*WHAT YOU NEED TO DO:*
Report every line in the listing that contains the string "Floor".

*SUPPLIED RECORDS:*

::::

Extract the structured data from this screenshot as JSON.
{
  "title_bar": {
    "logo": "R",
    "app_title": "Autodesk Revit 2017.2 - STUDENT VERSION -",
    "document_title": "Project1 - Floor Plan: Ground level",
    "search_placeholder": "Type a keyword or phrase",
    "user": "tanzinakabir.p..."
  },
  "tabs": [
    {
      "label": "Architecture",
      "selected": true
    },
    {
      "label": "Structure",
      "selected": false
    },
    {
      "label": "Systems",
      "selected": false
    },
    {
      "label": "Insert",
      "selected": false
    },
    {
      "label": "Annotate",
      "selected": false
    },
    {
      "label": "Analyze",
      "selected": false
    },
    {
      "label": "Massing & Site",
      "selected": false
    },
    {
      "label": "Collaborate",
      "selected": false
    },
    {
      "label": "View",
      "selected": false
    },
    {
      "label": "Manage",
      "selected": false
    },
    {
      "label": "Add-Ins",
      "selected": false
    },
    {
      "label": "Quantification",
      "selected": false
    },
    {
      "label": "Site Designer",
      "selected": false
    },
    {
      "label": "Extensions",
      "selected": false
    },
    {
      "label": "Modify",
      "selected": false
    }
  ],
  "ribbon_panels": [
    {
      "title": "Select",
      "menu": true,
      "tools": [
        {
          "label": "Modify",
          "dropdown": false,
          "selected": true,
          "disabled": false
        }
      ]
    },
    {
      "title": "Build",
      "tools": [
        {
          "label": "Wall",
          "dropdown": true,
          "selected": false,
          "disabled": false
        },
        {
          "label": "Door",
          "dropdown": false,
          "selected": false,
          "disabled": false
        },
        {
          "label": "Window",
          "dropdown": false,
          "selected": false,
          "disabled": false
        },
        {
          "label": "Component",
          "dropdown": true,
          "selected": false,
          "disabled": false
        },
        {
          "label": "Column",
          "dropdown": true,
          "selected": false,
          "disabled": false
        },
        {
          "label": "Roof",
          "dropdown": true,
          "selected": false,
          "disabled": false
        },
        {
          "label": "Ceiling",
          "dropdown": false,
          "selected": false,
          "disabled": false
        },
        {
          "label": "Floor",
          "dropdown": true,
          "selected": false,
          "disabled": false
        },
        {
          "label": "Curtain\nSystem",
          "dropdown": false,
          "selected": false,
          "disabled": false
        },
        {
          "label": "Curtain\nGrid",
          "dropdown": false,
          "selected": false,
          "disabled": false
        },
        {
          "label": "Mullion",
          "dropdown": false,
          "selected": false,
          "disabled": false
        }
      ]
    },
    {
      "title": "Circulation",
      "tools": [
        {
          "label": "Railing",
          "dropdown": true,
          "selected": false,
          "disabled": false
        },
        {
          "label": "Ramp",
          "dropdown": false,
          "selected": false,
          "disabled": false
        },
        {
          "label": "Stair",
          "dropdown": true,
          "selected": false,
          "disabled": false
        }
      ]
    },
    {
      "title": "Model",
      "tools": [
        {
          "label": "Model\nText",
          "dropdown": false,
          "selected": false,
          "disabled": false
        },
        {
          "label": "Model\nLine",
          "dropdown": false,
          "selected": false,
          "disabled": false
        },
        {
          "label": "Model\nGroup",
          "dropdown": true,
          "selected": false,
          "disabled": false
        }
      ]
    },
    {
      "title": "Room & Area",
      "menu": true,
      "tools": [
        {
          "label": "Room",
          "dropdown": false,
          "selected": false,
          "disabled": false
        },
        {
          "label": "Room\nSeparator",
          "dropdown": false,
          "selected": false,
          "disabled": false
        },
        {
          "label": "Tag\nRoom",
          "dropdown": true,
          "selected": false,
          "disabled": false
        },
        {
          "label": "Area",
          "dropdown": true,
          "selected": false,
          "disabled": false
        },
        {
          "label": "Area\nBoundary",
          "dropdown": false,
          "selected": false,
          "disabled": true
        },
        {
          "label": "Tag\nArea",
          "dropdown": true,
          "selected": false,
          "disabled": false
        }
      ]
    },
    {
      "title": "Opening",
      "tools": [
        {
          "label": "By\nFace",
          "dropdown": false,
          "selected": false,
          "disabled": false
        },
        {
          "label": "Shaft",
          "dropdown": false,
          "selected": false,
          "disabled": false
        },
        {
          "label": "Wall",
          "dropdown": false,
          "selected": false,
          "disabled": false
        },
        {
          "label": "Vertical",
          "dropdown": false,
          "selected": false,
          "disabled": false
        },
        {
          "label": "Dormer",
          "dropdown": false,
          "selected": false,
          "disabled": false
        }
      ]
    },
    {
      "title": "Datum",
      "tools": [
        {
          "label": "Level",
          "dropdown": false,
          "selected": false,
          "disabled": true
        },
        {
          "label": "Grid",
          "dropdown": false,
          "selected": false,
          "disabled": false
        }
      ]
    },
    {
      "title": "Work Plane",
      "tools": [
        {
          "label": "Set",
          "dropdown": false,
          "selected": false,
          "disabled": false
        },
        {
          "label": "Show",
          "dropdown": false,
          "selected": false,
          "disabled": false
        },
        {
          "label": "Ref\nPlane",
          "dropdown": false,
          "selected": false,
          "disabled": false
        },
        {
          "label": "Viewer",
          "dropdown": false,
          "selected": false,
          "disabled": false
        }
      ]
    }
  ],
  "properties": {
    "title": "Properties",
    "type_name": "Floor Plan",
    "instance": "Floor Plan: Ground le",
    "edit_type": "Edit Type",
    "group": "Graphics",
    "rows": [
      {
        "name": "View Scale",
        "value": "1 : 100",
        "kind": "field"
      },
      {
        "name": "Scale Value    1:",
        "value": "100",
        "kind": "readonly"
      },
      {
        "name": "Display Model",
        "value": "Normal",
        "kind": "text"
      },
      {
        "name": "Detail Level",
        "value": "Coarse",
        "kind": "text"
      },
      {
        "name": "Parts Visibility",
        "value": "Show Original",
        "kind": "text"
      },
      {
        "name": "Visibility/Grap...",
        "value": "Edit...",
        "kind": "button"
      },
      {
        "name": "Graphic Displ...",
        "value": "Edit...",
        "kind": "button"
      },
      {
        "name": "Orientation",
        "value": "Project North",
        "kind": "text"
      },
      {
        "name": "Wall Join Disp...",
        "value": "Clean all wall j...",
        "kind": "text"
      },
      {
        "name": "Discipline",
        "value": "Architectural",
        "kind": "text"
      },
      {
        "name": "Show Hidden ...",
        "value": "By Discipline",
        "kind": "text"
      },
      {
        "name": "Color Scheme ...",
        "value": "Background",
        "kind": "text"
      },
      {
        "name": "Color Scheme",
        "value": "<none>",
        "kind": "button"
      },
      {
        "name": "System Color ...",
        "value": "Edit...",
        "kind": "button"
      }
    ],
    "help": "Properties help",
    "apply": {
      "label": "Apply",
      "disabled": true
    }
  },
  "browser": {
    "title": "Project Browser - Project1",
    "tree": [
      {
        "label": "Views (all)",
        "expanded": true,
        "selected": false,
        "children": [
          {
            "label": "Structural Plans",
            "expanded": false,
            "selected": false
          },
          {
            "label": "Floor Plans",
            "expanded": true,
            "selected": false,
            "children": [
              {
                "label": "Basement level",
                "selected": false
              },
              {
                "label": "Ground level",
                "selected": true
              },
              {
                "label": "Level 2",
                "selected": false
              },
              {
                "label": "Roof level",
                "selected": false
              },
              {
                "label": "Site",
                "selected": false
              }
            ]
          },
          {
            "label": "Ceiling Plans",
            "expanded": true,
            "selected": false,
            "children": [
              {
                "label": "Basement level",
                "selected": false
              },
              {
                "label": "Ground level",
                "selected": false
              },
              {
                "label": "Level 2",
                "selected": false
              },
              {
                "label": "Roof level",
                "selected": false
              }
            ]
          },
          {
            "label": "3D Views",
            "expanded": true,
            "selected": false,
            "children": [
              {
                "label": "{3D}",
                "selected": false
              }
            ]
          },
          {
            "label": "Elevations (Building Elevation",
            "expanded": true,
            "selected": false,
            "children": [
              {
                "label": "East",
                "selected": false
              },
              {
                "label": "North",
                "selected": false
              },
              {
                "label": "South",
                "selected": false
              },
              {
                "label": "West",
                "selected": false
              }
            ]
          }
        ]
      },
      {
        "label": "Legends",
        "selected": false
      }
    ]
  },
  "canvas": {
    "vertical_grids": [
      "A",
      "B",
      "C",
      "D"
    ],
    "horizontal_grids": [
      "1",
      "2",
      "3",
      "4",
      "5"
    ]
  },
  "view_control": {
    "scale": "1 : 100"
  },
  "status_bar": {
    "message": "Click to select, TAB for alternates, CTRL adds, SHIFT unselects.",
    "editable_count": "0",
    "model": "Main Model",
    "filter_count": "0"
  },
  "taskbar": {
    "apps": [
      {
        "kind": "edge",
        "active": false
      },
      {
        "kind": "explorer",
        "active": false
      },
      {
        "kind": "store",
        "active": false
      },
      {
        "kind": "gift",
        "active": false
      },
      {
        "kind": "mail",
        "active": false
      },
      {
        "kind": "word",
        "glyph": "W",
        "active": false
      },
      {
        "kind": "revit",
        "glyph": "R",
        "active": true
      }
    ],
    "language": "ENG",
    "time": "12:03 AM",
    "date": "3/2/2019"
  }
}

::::

*ANSWER FOR THE TASK:*
    "document_title": "Project1 - Floor Plan: Ground level",
          "label": "Floor",
    "type_name": "Floor Plan",
    "instance": "Floor Plan: Ground le",
            "label": "Floor Plans",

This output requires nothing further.